At the same time though, her performance simply would not work without her fellow actors, who bring a grounded humanity to this almost mythical figure. Noémie Merlant is devastating as a victim in the process of being victimised, aware of the snare around her neck while unsure of how to escape or if escape is even what she wants. Behind her eyes of admiration is a palpable sense of fear, of inevitability, of knowing she will one day be spat to the curb. By contrast, Nadia Hoss as Sharon is the observer, the constant, the wife expected to be there no matter what and bear witness to the genius, ignore the indiscretions and forgive all sins. Over the course of the film, we see her sit silently in the corner, her resolve to maintain her marriage and family slowly slipping away as she watches her partner flaunt her power to an even greater degree. If Blanchett's is the performance that hits you in your chest, Hoss is the one who breaks your heart, and that is vital in a film where the risk is always that the audience will misinterpret its affections being for the anti-hero. To fully understand the extent to which genius can destroy, we need to see the reach of its victims, including those expected to stand by and watch.

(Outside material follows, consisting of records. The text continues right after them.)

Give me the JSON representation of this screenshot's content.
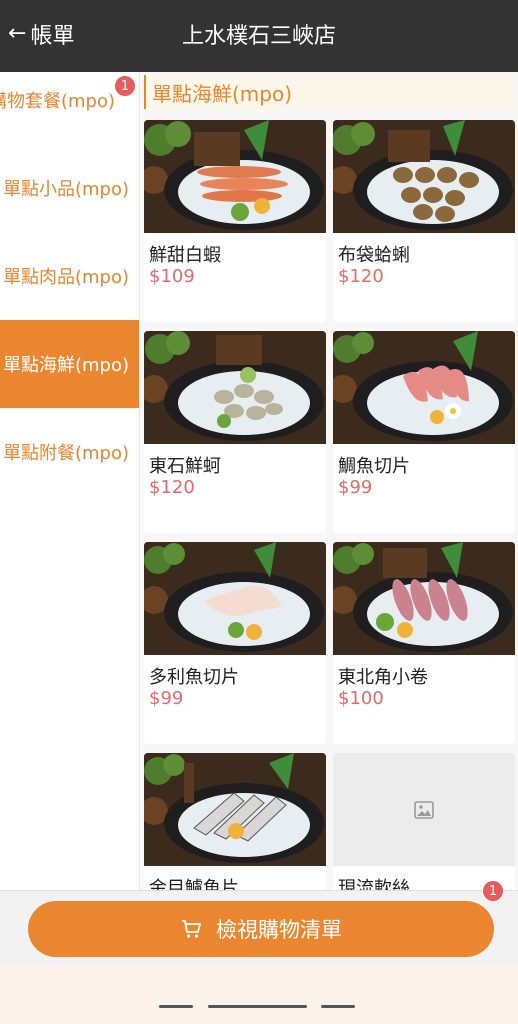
{
  "header": {
    "back_label": "帳單",
    "title": "上水樸石三峽店"
  },
  "sidebar": {
    "items": [
      {
        "label": "購物套餐(mpo)"
      },
      {
        "label": "單點小品(mpo)"
      },
      {
        "label": "單點肉品(mpo)"
      },
      {
        "label": "單點海鮮(mpo)"
      },
      {
        "label": "單點附餐(mpo)"
      }
    ],
    "active_index": 3,
    "badge_count": "1"
  },
  "section": {
    "title": "單點海鮮(mpo)"
  },
  "products": [
    {
      "name": "鮮甜白蝦",
      "price": "$109",
      "image": "shrimp-on-ice"
    },
    {
      "name": "布袋蛤蜊",
      "price": "$120",
      "image": "clams-on-ice"
    },
    {
      "name": "東石鮮蚵",
      "price": "$120",
      "image": "oysters-on-ice"
    },
    {
      "name": "鯛魚切片",
      "price": "$99",
      "image": "sea-bream-slices"
    },
    {
      "name": "多利魚切片",
      "price": "$99",
      "image": "dory-fish-slices"
    },
    {
      "name": "東北角小卷",
      "price": "$100",
      "image": "squid-on-ice"
    },
    {
      "name": "金目鱸魚片",
      "price": "",
      "image": "sea-bass-slices"
    },
    {
      "name": "現流軟絲",
      "price": "",
      "image": "image-placeholder"
    }
  ],
  "cart": {
    "label": "檢視購物清單",
    "badge_count": "1",
    "icon": "cart-icon"
  },
  "colors": {
    "accent": "#e9862f",
    "header_bg": "#333333",
    "price": "#e86a6a",
    "badge": "#e85b5b"
  }
}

In an interview at the Directors Guild of America, Todd Field spoke about his shifting relationship with Lydia Tár. There were days where he hated her, where he was indifferent to her, where he admired her, and throughout production and editing, this would always be in flux. This is both apparent in the final film and one of its greatest assets. You don't walk away from 'Tár' with a single clear opinion. You leave with your head spinning with questions, dizzy at its moral conundrums, baffled as to where to start to untie the Gordian Knot of abuses of power and influence that it depicts. And this is exactly where we should be. Bringing these cycles of abuse to an end, cycles the film makes clear extend far beyond and behind Lydia Tár, and is not as simple as removing the bad apples. The rot is deep and requires something fundamental to starve it out. It's hard to truly know what a film as vast and complex as 'Tár' wants you to take away from it, but this is the feeling it left to me. Nothing about this is simple, but that doesn't make it excusable. It would be so easy to pinpoint one thing about Lydia Tár that explains it all, one swift move that can cut the rot away, but that just ignores how thoroughly ingrained this problem is.
'Tár' is an infernal machine of the most exquisite construction; a giddying and overwhelming experience the likes of which we rarely see on our screens. It somehow manages to feel intimate and gargantuan all at once, an electric shock to the brain that sends every synapse into overdrive. Todd Field has finally returned to us with a startlingly immediate, wickedly funny, deeply unsettling and ultimately awe-inspiring primal roar, with a performance from Cate Blanchett that feels pulled from the depths of the earth itself, bloody and spitting and monumental. I adored every fetid, magnificent frame of it, and have spent every day since desperate to throw myself at its mercy again. 'Tár' is one of the best films of the year, the kind to grab you by the throat and cackle with glee, while you look on in joy-filled awe.